Publisher: No Pest Productions
Developer: No Pest Productions
On paper, A Bastard’s Tale hits all the right notes for what I like in games. It’s pixelated, it’s hard, it’s medieval, and it’s unique. It is not, however, a good game. When I first read about it, I was excited. It seemed like it would be a good fit for me and something right up my alley, but upon actually playing the game I was sorely disappointed. The biggest positive I can give here is the art style. The pixelated graphics and extensive backdrops are a throwback to an entirely different era of gaming. A Bastard’s Tale is a fitting homage to that era with each of its five unique levels that are all vastly different from one another in both look and feel.
A Bastard’s Tale is an old school hack and slash that tries to make a name for itself simply by being difficult and using that to mask the lack of true content or depth. The repeated deaths stretch twenty minutes of gameplay across two hours of frustration. My quarrel with the game is not so much that it is hard, but it is with HOW it is hard. Hard games are my bread and butter when done correctly, this is hard mostly due to poor mechanics, atrocious hit boxes and difficult to decipher enemy movements. Combat is theoretically simple, enemies can swing from the left, right or above and you have to block accordingly using directional buttons. Your attacks are the same and the enemies must also block in the same manner. This would be clever if you were able to see where those attacks are coming from (which half the time is impossible) and if the hit boxes were programmed appropriately. One minute you may be putting a hurt on your enemies with some well timed swings, the next you are completing the same swings and whiffing on thin air.
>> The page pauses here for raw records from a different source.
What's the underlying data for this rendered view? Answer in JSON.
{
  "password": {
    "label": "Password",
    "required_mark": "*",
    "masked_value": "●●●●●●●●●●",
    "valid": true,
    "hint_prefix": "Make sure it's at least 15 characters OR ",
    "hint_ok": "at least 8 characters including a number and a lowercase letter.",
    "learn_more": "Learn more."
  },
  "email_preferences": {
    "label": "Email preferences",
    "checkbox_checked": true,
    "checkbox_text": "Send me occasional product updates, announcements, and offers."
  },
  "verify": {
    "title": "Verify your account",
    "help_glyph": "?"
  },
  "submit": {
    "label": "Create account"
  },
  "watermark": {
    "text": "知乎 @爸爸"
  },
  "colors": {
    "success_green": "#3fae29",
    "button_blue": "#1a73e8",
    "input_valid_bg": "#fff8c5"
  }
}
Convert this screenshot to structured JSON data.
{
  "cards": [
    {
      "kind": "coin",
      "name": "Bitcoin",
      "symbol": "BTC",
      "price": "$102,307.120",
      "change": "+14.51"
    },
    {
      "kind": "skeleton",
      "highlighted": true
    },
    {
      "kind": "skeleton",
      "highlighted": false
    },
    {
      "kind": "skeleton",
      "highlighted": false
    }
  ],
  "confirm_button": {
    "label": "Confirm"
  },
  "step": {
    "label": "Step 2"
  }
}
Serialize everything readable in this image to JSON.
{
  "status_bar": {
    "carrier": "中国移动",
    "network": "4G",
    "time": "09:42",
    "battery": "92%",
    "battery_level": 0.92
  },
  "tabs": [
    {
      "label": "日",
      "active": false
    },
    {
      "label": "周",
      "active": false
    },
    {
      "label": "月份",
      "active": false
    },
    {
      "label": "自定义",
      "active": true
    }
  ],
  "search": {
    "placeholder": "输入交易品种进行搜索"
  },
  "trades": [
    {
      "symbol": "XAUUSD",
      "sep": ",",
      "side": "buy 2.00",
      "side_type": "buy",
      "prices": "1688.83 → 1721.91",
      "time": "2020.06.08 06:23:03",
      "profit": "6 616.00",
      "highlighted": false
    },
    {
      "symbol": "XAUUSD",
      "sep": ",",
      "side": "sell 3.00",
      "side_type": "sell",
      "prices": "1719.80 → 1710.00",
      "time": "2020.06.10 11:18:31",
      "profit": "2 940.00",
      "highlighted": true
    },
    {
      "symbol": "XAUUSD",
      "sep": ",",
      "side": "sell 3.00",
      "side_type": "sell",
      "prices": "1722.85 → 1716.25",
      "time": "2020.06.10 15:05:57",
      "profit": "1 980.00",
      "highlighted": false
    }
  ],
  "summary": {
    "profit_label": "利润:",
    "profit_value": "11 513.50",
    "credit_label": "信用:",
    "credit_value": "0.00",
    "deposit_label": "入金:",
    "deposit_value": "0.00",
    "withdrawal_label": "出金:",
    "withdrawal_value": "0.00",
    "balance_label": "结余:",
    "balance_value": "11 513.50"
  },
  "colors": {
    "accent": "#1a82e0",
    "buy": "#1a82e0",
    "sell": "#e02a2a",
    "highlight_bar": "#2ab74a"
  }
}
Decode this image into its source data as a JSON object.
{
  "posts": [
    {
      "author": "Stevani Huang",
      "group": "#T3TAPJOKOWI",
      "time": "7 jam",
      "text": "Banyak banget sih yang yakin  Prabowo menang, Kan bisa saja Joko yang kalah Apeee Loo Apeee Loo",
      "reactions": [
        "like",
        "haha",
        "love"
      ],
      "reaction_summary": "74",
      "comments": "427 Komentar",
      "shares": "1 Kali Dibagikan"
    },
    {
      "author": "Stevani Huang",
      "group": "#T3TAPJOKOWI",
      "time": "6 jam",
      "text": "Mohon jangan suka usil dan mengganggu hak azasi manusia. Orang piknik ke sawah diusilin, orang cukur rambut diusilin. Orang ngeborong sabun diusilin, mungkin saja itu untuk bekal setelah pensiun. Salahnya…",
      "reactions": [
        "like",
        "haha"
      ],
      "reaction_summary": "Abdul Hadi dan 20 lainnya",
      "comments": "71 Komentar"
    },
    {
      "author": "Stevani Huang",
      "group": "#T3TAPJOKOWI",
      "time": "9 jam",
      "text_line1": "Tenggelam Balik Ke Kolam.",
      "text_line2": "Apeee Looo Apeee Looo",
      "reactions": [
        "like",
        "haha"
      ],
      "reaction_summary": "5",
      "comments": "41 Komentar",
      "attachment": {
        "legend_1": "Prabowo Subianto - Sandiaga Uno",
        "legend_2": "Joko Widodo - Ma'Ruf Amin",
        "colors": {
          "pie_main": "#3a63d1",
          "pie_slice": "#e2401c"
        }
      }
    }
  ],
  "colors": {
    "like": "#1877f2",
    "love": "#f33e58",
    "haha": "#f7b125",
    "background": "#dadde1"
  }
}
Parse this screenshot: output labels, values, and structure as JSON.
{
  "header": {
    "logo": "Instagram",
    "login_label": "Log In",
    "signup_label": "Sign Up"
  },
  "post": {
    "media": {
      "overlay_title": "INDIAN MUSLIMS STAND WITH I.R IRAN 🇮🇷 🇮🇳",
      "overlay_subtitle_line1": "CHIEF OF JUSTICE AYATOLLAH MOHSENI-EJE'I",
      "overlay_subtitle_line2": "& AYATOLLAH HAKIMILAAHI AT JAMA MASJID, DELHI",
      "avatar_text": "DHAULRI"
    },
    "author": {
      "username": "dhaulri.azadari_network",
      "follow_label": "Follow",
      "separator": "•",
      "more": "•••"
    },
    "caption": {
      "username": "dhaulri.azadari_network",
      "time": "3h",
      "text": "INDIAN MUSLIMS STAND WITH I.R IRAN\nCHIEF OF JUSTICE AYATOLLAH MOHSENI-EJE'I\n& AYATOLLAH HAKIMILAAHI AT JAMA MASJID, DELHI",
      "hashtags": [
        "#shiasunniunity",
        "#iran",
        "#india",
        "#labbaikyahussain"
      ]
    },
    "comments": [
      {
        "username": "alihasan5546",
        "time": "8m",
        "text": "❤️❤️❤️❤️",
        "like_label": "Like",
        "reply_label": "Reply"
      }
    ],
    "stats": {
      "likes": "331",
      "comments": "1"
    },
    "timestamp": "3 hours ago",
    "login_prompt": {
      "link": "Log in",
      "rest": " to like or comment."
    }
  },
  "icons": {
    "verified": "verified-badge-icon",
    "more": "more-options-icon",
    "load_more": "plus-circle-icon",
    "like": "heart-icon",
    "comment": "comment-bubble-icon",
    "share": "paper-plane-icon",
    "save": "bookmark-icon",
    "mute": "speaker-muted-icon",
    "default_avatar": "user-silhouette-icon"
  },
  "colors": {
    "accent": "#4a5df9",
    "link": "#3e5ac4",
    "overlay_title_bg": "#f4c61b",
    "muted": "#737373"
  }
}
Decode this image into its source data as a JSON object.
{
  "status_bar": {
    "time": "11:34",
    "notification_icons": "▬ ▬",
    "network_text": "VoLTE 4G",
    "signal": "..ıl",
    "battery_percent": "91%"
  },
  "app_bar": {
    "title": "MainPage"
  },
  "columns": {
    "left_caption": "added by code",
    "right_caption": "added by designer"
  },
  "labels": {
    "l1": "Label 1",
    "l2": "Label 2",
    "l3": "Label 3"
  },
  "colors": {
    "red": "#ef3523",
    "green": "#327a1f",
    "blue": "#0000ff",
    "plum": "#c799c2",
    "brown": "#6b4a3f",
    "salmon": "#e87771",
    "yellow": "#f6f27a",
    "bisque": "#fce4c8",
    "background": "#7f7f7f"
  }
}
These mechanics make A Bastard’s Tale so frustrating that it becomes difficult to play. There is a large variety of enemies throughout the game, but instead of looking at each like a new challenge to learn and overcome, you go in hoping your luck holds long enough to defeat each one. From starter enemies like farmers and cows to end game enemies like black knights and sorcerers, death comes often and unfairly. The game keeps a count of your failures for you and displays them often enough that you see the numbers in your sleep. Again, please don’t misunderstand. I love difficult video games, but there is a large difference between good and bad difficult.
A Bastard’s Tale has a redeeming price tag however, coming in at $4.99. This is less than some phone apps you can purchase and certainly a reasonable price for two hours of time. People flock to movie theatres to get matinee pricing that doesn’t beat that. However you must weigh whether or not you will enjoy that two hours, regardless of how much money it costs you to do so. To me, there just isn’t enough content and what’s there isn’t enjoyable enough to justify spending $0.99, much less spending $5.
A Bastard’s Tale is another example in a long line of games trying to capitalize on gamers love for a harsh, punishing challenge. They successfully capture the aesthetic and feel of a classic game while making it clear that it wasn’t made a decade ago with the amount of on screen visuals they are able to achieve, even if it is pixelated. There is a group of people out there who I am sure will love this game and its punishingly broken mechanics and difficulty, I simply am not one of them.